The timing of the meeting was well planned to impress on the participants the importance of solidarity actions, particularly before the Oct. 15 elections for governors of the 23 Venezuelan States. The Bolivarian Revolution and Chavismo have a reason to celebrate a great victory with 18 governorships in the hands of the government party in those elections.
However, the greatest winner of the elections of October 15 was socialism and the anti-imperialist spirit dominant in Venezuela. It is precisely that spirit that we witnessed in Caracas. In fact, this was the underlying thread of the meeting. Together with self-determination and sovereignty, Venezuelans, as well as international delegates, expressed openly socialist, anti-capitalist and anti-imperialist sentiments.
Former foreign minister and current president of the National Constituent Assembly, Delcy Rodriguez, said that the US Empire was a serious threat to international security. “We have a right to have the political and economic model we want.” She also stated, “Capitalism is without a doubt a system that creates wars, inequality and poverty. Capitalism cannot give benefits or happiness.”
The renowned academic Sonia Gupta praised Venezuela for the “creation of a new value system and a new model of democracy” to replace the “worn out model” of the capitalist system.
The delegate for the Popular Front for Liberation of Palestine received a standing ovation when he said, referring to the imperialist United States government, “You can assassinate our families, destroy our homes, schools or perhaps all our towns, but you will never undermine our willingness to fight!:

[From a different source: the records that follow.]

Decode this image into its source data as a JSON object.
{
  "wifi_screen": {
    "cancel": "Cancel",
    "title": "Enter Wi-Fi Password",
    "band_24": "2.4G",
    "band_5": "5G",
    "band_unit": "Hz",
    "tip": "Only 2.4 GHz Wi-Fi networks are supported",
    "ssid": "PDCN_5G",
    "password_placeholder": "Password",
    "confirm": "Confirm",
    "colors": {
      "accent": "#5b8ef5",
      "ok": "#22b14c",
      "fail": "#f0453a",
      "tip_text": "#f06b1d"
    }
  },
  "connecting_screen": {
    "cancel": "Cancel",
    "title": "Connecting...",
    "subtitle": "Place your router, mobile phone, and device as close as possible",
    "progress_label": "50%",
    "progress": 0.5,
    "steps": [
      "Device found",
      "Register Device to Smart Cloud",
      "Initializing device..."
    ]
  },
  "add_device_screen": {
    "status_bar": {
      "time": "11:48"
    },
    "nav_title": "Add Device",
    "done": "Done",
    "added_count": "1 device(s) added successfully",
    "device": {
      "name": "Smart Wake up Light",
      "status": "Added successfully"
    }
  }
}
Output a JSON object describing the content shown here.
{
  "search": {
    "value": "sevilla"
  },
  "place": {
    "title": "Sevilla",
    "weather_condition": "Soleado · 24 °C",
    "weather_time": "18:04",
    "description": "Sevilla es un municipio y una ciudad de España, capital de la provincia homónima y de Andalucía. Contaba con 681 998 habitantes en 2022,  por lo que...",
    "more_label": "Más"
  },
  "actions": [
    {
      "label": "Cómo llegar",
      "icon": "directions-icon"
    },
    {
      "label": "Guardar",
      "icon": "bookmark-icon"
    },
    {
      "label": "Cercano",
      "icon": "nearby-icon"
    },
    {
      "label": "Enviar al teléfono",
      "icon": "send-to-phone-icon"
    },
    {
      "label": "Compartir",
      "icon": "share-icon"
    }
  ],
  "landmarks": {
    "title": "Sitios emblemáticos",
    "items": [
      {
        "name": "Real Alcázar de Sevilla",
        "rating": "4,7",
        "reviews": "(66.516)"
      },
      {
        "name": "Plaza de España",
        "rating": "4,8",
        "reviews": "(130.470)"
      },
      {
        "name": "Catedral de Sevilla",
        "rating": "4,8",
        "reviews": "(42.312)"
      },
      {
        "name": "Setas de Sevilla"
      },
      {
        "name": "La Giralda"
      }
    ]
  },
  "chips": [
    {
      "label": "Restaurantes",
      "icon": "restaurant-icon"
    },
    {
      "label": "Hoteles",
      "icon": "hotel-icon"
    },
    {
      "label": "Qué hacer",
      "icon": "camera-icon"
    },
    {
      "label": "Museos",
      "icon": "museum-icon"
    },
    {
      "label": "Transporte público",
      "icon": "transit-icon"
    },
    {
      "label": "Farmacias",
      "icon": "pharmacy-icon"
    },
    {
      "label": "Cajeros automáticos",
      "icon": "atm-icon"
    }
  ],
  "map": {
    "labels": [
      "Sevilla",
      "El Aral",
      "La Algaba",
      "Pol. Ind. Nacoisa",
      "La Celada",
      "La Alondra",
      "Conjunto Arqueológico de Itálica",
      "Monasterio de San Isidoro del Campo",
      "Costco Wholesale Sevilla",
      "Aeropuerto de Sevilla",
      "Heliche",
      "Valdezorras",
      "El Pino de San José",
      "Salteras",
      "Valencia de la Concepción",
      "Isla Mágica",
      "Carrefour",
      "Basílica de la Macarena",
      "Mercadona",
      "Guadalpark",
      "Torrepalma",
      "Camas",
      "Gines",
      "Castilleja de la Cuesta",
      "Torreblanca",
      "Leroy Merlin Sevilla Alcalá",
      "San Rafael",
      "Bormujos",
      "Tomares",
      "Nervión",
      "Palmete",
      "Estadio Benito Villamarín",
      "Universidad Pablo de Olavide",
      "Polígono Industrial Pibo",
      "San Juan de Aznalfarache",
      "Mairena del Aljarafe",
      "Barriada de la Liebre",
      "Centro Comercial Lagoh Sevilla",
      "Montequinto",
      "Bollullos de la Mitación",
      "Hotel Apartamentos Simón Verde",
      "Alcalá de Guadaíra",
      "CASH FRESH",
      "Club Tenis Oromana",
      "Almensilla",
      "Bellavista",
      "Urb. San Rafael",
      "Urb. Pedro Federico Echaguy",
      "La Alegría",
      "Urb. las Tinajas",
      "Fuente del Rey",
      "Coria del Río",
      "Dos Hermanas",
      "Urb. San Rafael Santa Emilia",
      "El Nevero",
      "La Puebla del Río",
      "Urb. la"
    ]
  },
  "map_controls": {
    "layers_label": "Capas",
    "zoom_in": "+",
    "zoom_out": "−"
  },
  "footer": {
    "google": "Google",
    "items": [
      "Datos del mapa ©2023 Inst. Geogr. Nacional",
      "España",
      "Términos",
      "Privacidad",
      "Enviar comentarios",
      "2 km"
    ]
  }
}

In fact, I heard repeatedly the reference to “Bolivarian socialism”. There was never a formal definition of the term and I will not attempt to define it here. In context, I took that to be a proud affirmation of the revolutionary struggle that Chavismo has embarked on and is committed to continue.
Hugo Chavez referred to it as “socialism of the 21st century”, a renewed vision of classic socialism prevalent in the 20th century, and a projection into a new conception of a society where the people are the recipient of the social gains but at the same time they are the protagonists of the social organization.
Chávez himself said, “El socialismo es la democracia participativa y sobre todo la protagónica” (Socialism is participatory democracy and above all, protagonist [democracy]). This concept that views all Venezuelans as authors and builders of democracy is embedded in the preamble of the 1999 Constitution of Venezuela.
But perhaps Maduro’s statement, addressing a crowd of Venezuelans in front of the Presidential Office of Miraflores, following a large anti-imperialist march, contains the essence of what may still be a process under construction in the Venezuelan context. “Socialism is a patrimony that comes from the original people, from the history of Venezuelan fighters that struggled for freedom and continues rebelling to domination,” Maduro said.
All of us in the crowd cheered those words and his acknowledgement of the upcoming centenary celebration of the October Revolution. He also recognized Vladimir Lenin, leader of first socialist revolution.
Venezuela appears to be intent on building its own brand of socialism – Bolivarian socialism – with its own characteristics based on its past revolutions of independence and heroes, people’s aspirations and needs, defiance to the current colonial empire, and with a good doses of 20th century Marxism.
With that spirit in the air at the Caracas meeting, without doubt we proudly felt “We are all Venezuela”. I felt doubly proud as a Venezuelan and as a socialist.